Now looking back, I wish I had taken the 3 steps I'm about to share with you, much earlier so that I could've saved myself plenty of pain and confusion. I'm not trying to discount the fact that the best way to learn is to learn from your mistakes (as I did), but if I can help you avoid making those same mistakes, I will:

Work on your mind as much as you work on your body
Yes, exercising and eating the right foods matter.

But...no matter how many cycle classes you go for, or glasses of green juice you drink, if you're not simultaneously working on strengthening your mind, it's likely that the results you're after won't last for very long.

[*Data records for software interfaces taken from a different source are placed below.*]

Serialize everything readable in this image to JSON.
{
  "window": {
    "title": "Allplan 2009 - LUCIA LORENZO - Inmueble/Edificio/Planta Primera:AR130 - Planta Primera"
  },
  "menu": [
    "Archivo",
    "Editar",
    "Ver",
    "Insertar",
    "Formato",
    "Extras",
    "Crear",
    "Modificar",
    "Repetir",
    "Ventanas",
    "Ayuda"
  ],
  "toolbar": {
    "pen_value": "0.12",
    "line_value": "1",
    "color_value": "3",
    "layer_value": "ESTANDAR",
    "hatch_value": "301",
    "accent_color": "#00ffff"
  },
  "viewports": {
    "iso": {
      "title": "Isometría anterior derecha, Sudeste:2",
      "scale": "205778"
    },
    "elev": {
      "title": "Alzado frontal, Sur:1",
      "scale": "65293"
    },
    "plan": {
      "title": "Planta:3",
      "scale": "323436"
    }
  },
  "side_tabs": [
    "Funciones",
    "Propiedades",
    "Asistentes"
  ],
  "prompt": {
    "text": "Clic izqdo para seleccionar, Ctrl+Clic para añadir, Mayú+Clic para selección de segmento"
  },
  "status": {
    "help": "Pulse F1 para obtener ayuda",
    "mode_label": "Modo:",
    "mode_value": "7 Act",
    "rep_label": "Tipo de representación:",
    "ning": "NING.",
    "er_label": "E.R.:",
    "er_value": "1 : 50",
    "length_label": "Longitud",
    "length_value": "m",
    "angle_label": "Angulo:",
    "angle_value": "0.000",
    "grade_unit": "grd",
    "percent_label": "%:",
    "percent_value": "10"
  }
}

I'm talking about: Negative, self-deprecating thoughts that tear down your self-belief and lead to self-sabotage or even those feelings of worthlessness that constantly hold you back from giving yourself the kind of love and care that you deserve.

The best remedy for that negative monkey mind that just can't seem to shut up? Set aside 15-30 minutes each day to do ONE thing that will help shape up your thoughts: It could be reading an inspiring blog post, book or listening to a podcast, and then putting what you've learned into practice.

Focus less on dieting and more on why you're eating
Whenever I'm approached by someone who's struggling with their weight, I'll inevitably get asked this question: "I want to lose weight. What should I eat?"

What I really want them to do instead is to go inward with this question: "Why on earth am I eating the way I am?"

If you find yourself reaching for way too much food at almost every meal, your desire to eat probably isn't driven by physical hunger--it's an emotional need that you're trying to fill with food. The emotions that trigger this 'hunger' can vary from person to person, and range from anger, sadness, boredom, stress and anxiety to even happiness.

To keep these bouts of overeating under control, I make mindful eating, which helps me stay aware and present during my meals, a priority.

This means:

  • Asking myself if I'm truly physically hungry before I eat,
  • doing my best to make sure that what's on my plate is made up of mostly fresh, unprocessed foods, and
  • eating at a pace that allows me to enjoy my food and stop when I'm no longer hungry, not stuffed.

Have a goal that has nothing to do with weight loss
I made a huge mistake my first time out losing weight, and that mistake was this: Focusing on nothing but the weight loss.

All I wanted was to be skinnier and smaller, and because of this, I skipped the most important step in the weight-loss process: Not figuring out why I wanted to be that way or how it would make my life better (other than look good).

Here's what I found years later, when the weight started creeping back on: Once the chaos and stress of every-day life got the better of me, my priorities started to shift from looking good to seeking comfort, and because my goal wasn't compelling or meaningful enough, it did absolutely NOTHING to stop me from inhaling the jar of cookies, reaching for that 3rd glass of wine or skipping my workouts.

My habits started to change and stick only when I dug deeper to set goals that I truly gave a sh*t about:

  • A desire to feel nourished, energized and confident; not bloated, sluggish, guilty and generally crappy after my meals.
  • Being able to focus on living my life and being present instead of constantly obsessing over how I looked because of the extra weight I'm carrying around.
  • Going to sleep and not having to wake up in the middle of the night sweating and feeling like throwing up because I'd eaten too much, or had too much to drink.

My body, health and life started to change only when my end-goal changed from weight loss to how I wanted to live.

What's yours?

Get started on your own journey of mindful eating and weight loss with Michele's FREE, Lose 4 Pounds in 4 Weeks Without Going On A Diet course.

Photo credit: Alexander Shustov